“I am still making order out of chaos by reinvention.” John Le Carre 

“People who cannot invent and reinvent themselves must be content with borrowed postures, secondhand ideas, fitting in instead of standing out.” Warren G. Bennis

In fact, in an article called, The Fountain of Reinvention, the New York Times found two factors that generally accompany these reinvention stories – risk and fear. It takes a certain amount of risk to take the plunge (unless you have been pushed out of your job), and there is an ample quantity of fear associated with the shifting changes. The speaker quoted in the article says: “your services need to be sliced, diced and repackaged.”

Not all authors are so brutal. One author lists 5 steps
1. Consider What You Value
2. Rediscover Your Interests
3. Embrace Your Personality
4. Scrutinize Your Skill Set
5. Develop Your Brand

So why did I move from reinvention back to the realtively staid and conservative “redefining” instead? I see it as we grow adolescence into a new, and more gentle, phase of adulthood, perhaps one that is defined by wisdom. Back to Webster, we see – REDEFINE: 1) to define (as a concept) again : reformulate <had to redefine their terms>, 2a) to reexamine or reevaluate especially with a view to change, b) transform. Isn’t it interesting that redefinition is seen as a synonym for transformation, while reinvention is not? When I think of transformation, of course I see the butterfly, willing to completely give up the entirety of what it was, in order to fly. This is the heart of what I find interesting this morning, that redefining goes deeper into the questions, shaking up, if you will, the norms, associated with the topics I find interesting. Therefore when you look at the new ealanajames site you see that in addition to engineering the good life (in which I have always been interested in) the things I want to discuss are the ways in which science and our lives are redefining: happiness, age and gender, health, work, change, and the way we come together (networks). Taken in total, these are a summation, and reintegration, of 20 years worth of reinvention. Hopefully, they also signal, a new level for my writing as ideas about life.
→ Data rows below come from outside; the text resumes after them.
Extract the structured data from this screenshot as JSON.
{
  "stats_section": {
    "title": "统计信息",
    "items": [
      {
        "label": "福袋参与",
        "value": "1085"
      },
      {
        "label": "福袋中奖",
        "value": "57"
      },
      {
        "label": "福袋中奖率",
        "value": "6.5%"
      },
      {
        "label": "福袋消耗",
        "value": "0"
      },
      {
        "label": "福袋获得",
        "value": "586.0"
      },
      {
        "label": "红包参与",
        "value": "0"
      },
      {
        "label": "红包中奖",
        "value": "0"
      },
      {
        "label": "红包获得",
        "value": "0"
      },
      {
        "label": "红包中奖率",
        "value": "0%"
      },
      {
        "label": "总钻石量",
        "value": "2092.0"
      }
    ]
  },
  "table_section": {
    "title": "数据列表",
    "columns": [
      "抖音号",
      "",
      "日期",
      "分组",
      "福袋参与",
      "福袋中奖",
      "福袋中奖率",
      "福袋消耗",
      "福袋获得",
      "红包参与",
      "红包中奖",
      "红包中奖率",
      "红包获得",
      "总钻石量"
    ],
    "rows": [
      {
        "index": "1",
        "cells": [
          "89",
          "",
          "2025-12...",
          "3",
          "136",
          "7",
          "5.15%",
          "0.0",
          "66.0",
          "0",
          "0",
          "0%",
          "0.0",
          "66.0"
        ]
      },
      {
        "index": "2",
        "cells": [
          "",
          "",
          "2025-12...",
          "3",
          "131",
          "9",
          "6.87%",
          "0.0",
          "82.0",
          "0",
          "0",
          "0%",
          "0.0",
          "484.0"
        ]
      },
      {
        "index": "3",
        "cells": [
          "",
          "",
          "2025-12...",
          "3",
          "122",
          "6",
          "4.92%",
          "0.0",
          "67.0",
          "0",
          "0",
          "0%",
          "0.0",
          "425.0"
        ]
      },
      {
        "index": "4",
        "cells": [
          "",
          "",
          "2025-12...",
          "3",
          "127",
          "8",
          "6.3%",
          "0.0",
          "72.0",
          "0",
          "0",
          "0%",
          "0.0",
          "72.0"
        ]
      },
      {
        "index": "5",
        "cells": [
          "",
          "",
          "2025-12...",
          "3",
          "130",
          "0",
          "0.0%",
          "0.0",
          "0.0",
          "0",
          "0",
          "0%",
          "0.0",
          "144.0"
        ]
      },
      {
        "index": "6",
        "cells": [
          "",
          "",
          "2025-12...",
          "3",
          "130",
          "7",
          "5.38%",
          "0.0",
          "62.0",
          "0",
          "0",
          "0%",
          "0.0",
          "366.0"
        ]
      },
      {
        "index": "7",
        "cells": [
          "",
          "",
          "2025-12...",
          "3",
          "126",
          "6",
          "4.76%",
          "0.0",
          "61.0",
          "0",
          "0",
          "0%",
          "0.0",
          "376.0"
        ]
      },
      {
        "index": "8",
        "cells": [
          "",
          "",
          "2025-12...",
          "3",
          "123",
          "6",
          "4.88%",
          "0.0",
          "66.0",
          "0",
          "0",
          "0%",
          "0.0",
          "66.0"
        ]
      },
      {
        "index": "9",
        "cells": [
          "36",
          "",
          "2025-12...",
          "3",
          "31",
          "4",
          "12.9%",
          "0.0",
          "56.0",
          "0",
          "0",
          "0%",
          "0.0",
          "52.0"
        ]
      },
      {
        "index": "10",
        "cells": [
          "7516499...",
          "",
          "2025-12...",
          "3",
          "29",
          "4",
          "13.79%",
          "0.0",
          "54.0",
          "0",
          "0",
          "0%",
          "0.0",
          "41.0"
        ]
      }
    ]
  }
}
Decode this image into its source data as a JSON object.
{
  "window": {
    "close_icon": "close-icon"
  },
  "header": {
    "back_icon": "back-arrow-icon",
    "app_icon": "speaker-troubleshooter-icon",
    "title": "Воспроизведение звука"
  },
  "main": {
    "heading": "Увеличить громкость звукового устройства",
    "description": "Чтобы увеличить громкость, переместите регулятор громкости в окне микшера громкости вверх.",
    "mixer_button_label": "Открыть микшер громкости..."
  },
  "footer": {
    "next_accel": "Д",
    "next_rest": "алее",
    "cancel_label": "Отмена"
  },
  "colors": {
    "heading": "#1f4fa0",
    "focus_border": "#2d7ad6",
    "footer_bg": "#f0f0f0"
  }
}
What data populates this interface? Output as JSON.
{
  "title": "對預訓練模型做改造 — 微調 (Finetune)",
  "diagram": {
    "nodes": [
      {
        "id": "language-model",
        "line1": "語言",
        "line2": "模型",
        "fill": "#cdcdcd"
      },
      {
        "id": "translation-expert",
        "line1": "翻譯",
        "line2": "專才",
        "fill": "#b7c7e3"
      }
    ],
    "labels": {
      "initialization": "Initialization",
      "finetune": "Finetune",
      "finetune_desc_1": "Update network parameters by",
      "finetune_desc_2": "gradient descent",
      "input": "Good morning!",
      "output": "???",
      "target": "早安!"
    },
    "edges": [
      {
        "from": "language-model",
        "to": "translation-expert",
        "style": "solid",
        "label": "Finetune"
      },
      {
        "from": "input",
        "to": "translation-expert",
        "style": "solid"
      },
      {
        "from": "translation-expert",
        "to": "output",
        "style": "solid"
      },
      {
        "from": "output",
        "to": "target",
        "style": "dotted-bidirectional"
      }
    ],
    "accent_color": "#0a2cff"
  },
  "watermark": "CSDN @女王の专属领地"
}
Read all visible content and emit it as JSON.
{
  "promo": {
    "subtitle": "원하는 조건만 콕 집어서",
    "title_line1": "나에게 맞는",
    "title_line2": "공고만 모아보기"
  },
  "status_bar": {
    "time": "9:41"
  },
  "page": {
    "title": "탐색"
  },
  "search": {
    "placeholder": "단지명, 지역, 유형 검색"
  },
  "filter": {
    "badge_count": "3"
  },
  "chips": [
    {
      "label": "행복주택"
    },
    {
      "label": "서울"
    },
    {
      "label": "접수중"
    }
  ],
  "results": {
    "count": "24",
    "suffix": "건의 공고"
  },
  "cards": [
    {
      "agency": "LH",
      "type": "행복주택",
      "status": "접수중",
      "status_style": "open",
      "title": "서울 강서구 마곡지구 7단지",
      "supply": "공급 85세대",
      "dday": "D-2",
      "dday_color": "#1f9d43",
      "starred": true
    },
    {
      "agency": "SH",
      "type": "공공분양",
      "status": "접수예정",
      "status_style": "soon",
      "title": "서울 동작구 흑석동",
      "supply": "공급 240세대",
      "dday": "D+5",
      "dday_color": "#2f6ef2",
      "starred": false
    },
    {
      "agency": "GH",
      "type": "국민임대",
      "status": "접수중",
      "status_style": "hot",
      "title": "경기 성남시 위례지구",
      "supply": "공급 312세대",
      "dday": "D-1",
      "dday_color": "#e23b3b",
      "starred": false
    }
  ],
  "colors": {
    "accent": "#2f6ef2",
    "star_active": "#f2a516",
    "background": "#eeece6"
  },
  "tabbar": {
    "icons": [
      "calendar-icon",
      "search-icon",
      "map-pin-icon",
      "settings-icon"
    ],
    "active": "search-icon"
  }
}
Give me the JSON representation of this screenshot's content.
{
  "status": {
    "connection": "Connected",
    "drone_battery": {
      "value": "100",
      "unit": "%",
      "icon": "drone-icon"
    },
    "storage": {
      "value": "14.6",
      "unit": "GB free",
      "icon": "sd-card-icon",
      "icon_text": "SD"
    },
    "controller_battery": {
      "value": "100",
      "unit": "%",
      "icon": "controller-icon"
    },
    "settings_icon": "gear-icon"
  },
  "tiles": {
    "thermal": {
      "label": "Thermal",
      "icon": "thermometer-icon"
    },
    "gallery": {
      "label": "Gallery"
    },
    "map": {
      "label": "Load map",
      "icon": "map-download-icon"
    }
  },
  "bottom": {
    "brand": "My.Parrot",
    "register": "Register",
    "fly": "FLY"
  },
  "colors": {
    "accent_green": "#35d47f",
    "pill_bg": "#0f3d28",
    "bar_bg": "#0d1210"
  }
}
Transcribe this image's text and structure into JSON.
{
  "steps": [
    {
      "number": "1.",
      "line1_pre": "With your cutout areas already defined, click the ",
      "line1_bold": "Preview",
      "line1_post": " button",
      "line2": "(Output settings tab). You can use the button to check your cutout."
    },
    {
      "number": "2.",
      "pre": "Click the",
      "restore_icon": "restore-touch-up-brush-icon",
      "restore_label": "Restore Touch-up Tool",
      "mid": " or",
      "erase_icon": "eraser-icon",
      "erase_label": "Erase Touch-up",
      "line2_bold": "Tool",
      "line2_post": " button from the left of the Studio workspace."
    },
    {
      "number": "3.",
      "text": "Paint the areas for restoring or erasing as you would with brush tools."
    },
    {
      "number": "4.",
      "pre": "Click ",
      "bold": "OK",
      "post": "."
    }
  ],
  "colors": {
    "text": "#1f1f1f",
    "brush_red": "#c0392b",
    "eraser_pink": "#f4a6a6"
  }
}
Thankfully, there are models of redefinition which do not require us to become like a butterfly and completely transformed. Even in the database/Computerworld we see, “Edition-based redefinition enables you to upgrade the database component of an application while it is in use, thereby minimizing or eliminating down time. To upgrade an application while it is in use, you copy the database objects that comprise the application and redefine the copied objects in isolation. Your changes do not affect users of the application—they continue to run the unchanged application. When you are sure that your changes are correct, you make the upgraded application available to all users.”

Laughter, since all of us who are redefining the major issues of our life and our world are also living in that life and that world we definitely want to “minimize or eliminate downtime.” So here is to learning way in which to do that as we continue to discuss the ideas upon which we base our lives in our world.

More as we go, wishing you all the best, and hoping that if some of these ideas inspire or provoke you, that you will be willing to write comment and continue the conversation.